At least that's what self-proclaimed hacker Nik Cubrilovic claims. After running a series of tests analyzing the HTTP headers on requests sent by browsers to facebook.com, he discovered that Facebook alters its tracking cookies the moment you log out, instead of deleting them. Since your uniquely identifying account information is still present in these cookies, Facebook can continue to track you, Cubrilovic argues.
This means that if you log out of Facebook, you're not really doing much. If you then head to a website that contains a Facebook plugin, your browser will continue to send personally identifiable information back to Palo Alto. Here's Cubrilovic's explanation:
With my browser logged out of Facebook, whenever I visit any page with a Facebook like button, or share button, or any other widget, the information, including my account ID, is still being sent to Facebook. The only solution to Facebook not knowing who you are is to delete all Facebook cookies. You can test this for yourself using any browser with developer tools installed. It is all hidden in plain sight.
So how do you get rid of these Facebook cookies in a way that will still let you use the service? Well, you can delete them every time after you log out of the website. Alternatively, Hacker News user buro9 says you can use the following AdBlock Plus rules:
facebook.com^$domain=~facebook.com ~facebook.net|~fbcdn.com|~fbcdn.net facebook.net^$domain=~facebook.com|~facebook.net|~fbcdn.com|~fbcdn.net fbcdn.com^$domain=~facebook.com|~facebook.net|~fbcdn.com|~fbcdn.net fbcdn.net^$domain=~facebook.com|~facebook.net|~fbcdn.com|~fbcdn.net
This will supposedly limit your usage of the social network to just facebook.com. If you need to use it on another website, you can temporarily whitelist it with the AdBlock switch.

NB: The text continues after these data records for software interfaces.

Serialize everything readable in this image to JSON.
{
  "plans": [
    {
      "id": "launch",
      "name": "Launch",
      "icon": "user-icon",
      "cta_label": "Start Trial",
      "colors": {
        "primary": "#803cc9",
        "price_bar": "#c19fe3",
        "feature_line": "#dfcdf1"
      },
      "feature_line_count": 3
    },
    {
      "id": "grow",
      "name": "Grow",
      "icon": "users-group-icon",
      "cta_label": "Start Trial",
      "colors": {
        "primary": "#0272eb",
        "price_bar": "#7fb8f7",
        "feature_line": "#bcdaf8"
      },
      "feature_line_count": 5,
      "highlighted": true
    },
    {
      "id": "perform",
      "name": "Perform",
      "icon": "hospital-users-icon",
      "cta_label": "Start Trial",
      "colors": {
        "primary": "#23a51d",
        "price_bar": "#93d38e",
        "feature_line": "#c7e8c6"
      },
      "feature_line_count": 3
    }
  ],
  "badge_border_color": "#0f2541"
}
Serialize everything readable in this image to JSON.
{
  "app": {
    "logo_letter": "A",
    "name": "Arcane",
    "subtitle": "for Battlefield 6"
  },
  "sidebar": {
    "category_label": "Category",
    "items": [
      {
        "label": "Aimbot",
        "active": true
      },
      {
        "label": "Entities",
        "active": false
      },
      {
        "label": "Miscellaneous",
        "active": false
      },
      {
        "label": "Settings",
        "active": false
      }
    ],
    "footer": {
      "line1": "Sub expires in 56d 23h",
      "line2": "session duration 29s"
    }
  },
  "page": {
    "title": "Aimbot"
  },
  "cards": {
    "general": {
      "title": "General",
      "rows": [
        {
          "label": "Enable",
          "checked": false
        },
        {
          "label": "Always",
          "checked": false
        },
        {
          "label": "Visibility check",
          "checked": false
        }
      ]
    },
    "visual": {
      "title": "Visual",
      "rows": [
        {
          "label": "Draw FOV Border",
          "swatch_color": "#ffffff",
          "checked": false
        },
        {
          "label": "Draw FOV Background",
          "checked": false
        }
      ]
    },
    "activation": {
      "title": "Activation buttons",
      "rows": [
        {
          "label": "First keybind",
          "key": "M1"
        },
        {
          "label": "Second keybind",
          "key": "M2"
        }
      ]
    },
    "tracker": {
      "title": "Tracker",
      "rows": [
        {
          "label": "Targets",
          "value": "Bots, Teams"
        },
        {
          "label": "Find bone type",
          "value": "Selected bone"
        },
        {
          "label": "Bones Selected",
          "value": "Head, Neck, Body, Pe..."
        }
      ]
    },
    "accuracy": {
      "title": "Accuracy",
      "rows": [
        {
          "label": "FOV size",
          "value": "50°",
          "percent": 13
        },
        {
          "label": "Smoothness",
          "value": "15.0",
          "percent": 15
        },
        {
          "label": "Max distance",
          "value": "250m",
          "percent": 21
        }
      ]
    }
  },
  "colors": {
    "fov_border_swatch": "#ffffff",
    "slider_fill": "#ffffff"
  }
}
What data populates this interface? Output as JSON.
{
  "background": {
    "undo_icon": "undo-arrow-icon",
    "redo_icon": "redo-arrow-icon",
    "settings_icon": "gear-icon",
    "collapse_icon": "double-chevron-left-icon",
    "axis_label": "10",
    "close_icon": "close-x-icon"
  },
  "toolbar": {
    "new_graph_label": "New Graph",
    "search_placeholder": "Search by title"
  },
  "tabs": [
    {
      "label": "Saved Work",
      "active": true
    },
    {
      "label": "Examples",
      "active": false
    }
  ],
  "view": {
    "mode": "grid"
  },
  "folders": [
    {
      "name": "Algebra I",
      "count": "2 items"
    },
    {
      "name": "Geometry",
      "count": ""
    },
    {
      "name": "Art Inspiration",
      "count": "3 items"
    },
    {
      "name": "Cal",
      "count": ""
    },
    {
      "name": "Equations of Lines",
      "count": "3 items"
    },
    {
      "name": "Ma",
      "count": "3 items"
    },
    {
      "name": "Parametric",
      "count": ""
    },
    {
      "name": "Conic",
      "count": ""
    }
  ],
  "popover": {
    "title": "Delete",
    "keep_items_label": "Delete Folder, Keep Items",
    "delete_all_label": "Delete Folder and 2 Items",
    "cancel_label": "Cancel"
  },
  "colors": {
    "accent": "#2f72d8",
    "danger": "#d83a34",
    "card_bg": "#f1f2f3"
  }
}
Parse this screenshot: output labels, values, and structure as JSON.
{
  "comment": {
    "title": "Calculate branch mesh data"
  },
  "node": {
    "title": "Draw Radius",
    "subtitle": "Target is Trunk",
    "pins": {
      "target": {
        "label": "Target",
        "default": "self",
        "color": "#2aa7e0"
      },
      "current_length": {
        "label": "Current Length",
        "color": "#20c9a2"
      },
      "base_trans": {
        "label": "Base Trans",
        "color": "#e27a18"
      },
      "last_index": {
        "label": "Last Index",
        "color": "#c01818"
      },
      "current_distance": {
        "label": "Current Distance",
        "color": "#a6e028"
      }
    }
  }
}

If what Cubrilovic found today ends up being true, this could be a serious problem for Facebook. I have contacted Facebook for more information on this issue.
This is actually similar to the scrutiny Facebook has faced in Germany, especially recently. See the links below for full coverage.
- German minister tells colleagues to avoid Facebook
- Facebook agrees to sign voluntary privacy code in Germany
- German website creates two-click Like button, Facebook not amused
- Germany: Facebook Like button violates privacy laws
- Germany: Facebook facial recognition feature violates privacy laws